The coastline of Australia, particularly the tropics, holds some perils for the unwary. Box jellyfish or sea wasp (Chironex fleckeri), bluebottles, stonefish, stingrays, blue ringed octopus and cone snails are just some of the ‘nasties’ to watch out for whilst in the water.
Box jellyfish or sea wasp
These creatures are found in tropical Australian waters and stings from box jellyfish can be fatal. First aid for stings includes the following:
- Domestic vinegar should be poured liberally over any adhering tentacles to inactivate the stinging cells (nematocysts) as soon as possible. Flood the area with vinegar for at least 30 seconds.
- If vinegar is not available, wash the area well using sea water (not fresh water) and pick off tentacles (this is not harmful to the rescuer).
- Dial 000 for an ambulance and seek help from a lifeguard.
- Make sure patient does NOT move.
- A cold pack or ice in a sealed, dry plastic bag may help relieve pain. Take care not to get fresh water on the area as it could activate further stinging cells.
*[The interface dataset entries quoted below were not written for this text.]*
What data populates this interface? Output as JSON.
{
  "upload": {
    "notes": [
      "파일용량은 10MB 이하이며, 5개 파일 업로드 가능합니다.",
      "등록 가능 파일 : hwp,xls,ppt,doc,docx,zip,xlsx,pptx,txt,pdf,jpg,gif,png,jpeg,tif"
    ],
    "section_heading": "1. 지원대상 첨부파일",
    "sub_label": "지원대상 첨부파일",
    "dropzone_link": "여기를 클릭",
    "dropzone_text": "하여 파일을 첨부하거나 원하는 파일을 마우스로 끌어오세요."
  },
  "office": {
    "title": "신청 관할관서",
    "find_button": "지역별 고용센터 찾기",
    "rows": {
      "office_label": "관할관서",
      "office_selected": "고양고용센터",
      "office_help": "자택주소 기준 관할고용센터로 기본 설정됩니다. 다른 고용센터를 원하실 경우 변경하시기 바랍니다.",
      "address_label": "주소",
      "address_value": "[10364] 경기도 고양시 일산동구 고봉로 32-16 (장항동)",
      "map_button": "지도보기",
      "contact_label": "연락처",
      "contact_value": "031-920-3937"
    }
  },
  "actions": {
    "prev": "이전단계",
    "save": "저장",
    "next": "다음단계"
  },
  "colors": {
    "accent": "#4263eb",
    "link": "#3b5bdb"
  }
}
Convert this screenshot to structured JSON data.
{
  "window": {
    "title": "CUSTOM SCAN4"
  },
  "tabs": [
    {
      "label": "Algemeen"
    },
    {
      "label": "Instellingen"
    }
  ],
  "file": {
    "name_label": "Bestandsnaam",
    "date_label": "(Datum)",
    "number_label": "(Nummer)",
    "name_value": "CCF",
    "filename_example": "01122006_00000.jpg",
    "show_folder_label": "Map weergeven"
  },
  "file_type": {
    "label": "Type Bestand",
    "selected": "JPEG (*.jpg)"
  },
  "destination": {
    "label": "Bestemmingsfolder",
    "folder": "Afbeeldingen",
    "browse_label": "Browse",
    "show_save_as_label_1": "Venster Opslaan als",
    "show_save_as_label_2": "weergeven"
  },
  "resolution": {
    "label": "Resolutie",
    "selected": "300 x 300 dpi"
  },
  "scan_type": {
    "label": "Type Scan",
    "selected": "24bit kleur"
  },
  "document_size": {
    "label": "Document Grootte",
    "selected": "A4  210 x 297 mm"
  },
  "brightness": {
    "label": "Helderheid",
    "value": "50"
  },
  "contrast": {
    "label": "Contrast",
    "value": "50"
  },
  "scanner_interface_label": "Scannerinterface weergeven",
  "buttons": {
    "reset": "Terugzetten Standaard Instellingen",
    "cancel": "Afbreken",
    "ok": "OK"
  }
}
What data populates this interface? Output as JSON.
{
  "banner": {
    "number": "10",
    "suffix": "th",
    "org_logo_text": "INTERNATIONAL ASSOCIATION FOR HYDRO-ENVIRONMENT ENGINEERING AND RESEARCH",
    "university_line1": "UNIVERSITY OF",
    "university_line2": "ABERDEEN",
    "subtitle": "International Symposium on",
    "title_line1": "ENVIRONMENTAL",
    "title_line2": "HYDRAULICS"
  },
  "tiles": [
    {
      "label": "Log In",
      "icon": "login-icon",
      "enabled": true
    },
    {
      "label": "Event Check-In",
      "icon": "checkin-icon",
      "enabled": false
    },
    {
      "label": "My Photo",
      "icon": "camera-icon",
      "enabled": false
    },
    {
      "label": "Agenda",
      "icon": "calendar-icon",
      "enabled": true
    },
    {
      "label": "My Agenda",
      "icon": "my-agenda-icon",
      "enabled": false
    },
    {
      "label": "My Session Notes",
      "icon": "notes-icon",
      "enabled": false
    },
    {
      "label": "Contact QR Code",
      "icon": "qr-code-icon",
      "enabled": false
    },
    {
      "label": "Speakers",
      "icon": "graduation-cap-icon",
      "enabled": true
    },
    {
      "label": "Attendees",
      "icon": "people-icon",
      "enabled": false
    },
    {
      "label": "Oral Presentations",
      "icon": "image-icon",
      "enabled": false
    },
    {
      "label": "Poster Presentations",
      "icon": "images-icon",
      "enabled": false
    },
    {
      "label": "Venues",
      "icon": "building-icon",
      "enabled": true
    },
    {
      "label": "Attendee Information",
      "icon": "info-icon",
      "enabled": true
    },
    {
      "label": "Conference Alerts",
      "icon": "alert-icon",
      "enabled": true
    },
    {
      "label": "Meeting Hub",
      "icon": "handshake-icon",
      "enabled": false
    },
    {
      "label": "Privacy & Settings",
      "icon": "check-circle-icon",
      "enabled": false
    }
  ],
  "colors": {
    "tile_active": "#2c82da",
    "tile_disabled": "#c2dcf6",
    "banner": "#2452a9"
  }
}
- Artificial respiration and cardiac massage (cardiopulmonary resuscitation – CPR) may be required.
- There is antivenom is available, and is recommended for all but minor stings.
Note: The use of vinegar for jellyfish stings is to prevent the firing of undischarged stinging cells and the injection of more venom. Vinegar will not decrease pain or lessen the effects of the venom.
Never try to substitute methylated spirits or alcohol, which will cause the nematocysts to discharge and worsen the sting.
Signs and symptoms of box jellyfish or sea wasp sting
Immediate, excruciating pain. Whip-like sting marks on the skin – redness and swelling.
Also nausea, vomiting, sweating, restlessness, headache and collapse. May stop breathing and go into cardiac arrest within a few minutes of being stung.
Bluebottle or Portuguese man o’war
Although painful, bluebottle stings do not usually cause any lasting damage. First aid for bluebottle stings consists of the following.
- Vinegar is NOT recommended.
- Remove any tentacles with tweezers, forceps or fingers (this is not dangerous to the rescuer; you may experience a harmless prickling feeling).
- DO NOT rub the area.
- DO NOT wash off with fresh water — use sea water.
- Immerse the affected area in hot water (no hotter than the rescuer can comfortably tolerate) for 20 minutes to relieve pain.
- If pain is not relieved by heat, or hot water is not available, stings may respond to ice packs or anaesthetic creams or lotions.
- For persistent or generalised pain, or if the sting area is large or involves sensitive areas, call an ambulance and seek assistance from a lifeguard if available.
Irukandji syndrome can develop in about 30 minutes after being stung by some small and medium-sized jellyfish. It can be fatal. First aid for Irukandji syndrome includes the following.
- Call for medical assistance, either via a lifeguard or dial 000 for an ambulance.
- Liberally douse the stung area with vinegar.
- The person must be taken to hospital for pain relief and treatment of symptoms.
Signs and symptoms of Irukandji syndrome
- If you’re lucky, the sting may be mild or not painful, this may be because the jellyfish may be too small.
- Symptoms include severe low back pain, generalised cramping pain, vomiting, sweating, difficulty breathing, restlessness and anxiety.
- Dangerously high blood pressure may develop.